The required lines are those that contain "evalverse"; pull them out of the data and copy them.

== Materials provided

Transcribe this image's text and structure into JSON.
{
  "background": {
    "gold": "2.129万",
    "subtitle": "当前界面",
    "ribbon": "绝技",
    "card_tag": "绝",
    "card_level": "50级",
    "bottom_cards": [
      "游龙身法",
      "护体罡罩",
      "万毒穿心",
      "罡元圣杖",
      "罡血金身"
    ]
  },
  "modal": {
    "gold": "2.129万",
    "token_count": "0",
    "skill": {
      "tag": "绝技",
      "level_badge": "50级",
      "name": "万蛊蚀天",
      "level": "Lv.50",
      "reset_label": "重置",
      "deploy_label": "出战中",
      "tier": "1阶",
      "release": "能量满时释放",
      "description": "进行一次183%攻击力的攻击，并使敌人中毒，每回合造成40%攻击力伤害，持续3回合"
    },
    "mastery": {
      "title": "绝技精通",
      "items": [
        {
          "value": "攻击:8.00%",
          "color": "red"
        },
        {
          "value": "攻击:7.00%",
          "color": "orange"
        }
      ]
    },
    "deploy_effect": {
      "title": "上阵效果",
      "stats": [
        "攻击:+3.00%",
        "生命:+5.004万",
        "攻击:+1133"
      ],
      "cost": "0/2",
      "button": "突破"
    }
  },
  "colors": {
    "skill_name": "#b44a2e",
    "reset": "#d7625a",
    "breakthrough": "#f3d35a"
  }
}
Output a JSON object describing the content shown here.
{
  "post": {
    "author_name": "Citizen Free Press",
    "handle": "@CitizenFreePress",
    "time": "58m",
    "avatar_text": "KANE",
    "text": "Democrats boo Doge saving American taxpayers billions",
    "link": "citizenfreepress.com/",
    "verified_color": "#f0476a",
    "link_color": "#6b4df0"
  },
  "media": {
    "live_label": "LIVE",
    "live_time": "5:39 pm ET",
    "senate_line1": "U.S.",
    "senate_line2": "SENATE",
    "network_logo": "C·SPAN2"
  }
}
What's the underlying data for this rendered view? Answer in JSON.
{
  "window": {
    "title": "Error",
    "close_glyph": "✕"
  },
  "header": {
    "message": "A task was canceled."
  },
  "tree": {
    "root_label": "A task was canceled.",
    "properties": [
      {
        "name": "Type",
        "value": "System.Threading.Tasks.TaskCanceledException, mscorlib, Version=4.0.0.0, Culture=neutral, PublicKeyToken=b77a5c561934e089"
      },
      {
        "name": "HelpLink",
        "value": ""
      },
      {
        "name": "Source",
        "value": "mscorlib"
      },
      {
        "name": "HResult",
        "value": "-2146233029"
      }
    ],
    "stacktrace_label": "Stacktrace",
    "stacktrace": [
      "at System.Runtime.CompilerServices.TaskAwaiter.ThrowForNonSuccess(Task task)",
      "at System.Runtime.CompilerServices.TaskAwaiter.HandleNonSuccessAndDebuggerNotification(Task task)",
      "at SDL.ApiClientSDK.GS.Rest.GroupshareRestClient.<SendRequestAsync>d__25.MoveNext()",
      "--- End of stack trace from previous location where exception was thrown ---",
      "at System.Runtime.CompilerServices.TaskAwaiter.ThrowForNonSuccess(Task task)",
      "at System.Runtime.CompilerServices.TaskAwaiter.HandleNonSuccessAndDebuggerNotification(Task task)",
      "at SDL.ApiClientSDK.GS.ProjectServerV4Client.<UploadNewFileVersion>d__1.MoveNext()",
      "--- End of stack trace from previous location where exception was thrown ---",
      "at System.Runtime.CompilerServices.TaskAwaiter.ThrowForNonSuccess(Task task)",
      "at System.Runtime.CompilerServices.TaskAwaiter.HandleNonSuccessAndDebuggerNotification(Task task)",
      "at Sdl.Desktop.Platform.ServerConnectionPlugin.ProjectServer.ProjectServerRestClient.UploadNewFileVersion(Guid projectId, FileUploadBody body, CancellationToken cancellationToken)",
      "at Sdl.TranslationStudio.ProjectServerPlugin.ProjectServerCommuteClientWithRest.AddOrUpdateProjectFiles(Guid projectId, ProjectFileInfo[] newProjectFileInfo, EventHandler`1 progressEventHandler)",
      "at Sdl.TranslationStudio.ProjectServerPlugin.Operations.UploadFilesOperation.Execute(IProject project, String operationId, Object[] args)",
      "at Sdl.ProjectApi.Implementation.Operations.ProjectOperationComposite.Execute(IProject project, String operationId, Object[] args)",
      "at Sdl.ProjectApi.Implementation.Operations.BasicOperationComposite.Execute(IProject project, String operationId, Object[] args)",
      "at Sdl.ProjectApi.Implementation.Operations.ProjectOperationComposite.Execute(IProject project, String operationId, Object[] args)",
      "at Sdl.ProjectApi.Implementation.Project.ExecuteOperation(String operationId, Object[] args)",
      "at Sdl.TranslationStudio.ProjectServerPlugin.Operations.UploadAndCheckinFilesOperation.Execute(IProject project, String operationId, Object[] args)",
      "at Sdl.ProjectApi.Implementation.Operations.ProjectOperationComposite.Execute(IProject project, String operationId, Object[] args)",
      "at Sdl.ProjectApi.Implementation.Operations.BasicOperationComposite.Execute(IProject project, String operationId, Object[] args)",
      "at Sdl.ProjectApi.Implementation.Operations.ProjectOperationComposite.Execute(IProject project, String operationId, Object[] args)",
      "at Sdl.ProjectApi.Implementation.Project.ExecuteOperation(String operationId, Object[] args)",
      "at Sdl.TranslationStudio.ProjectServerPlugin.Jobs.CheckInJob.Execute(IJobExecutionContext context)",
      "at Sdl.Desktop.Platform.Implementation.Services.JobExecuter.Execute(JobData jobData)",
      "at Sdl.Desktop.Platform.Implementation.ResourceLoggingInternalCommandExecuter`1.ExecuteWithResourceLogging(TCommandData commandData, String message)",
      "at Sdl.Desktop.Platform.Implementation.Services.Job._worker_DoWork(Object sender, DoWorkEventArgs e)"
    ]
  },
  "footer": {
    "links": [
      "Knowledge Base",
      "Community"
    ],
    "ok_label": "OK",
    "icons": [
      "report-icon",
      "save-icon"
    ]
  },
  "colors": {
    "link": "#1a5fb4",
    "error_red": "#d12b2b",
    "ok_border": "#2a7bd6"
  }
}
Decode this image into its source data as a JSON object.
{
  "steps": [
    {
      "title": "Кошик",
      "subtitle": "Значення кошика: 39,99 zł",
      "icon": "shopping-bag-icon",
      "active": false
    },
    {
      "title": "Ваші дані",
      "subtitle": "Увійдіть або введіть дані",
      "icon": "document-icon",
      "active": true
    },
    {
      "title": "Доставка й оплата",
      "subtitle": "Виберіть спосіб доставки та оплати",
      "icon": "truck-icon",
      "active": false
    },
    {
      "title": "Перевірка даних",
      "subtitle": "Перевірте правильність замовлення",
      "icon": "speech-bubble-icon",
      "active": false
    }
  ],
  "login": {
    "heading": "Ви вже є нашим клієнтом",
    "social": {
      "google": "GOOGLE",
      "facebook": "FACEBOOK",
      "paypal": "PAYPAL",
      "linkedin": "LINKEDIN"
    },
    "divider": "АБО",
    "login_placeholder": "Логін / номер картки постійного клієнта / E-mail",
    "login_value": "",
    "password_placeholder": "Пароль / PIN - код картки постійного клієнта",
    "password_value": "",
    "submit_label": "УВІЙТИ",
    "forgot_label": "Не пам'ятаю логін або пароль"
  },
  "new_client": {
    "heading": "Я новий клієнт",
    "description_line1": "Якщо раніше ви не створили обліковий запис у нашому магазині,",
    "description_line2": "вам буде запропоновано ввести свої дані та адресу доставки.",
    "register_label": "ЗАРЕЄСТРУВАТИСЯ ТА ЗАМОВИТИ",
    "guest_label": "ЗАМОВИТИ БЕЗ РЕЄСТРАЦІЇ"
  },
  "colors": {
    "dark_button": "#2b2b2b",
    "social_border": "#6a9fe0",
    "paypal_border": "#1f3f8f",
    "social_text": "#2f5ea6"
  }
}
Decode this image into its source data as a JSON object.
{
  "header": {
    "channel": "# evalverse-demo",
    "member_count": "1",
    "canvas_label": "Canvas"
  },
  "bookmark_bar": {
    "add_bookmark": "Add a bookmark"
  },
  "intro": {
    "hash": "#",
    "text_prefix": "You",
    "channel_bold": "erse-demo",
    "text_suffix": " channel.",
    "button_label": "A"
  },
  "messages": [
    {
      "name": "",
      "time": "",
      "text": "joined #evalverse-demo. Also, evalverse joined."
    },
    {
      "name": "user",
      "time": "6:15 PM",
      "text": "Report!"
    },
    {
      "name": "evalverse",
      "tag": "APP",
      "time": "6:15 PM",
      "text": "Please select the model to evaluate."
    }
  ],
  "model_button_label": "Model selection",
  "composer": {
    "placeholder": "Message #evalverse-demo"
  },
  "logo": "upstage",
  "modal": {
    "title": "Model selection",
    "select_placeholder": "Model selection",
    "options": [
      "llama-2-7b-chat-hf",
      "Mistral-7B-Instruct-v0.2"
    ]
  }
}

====

Completed exercise
    "channel": "# evalverse-demo",
      "text": "joined #evalverse-demo. Also, evalverse joined."
      "name": "evalverse",
    "placeholder": "Message #evalverse-demo"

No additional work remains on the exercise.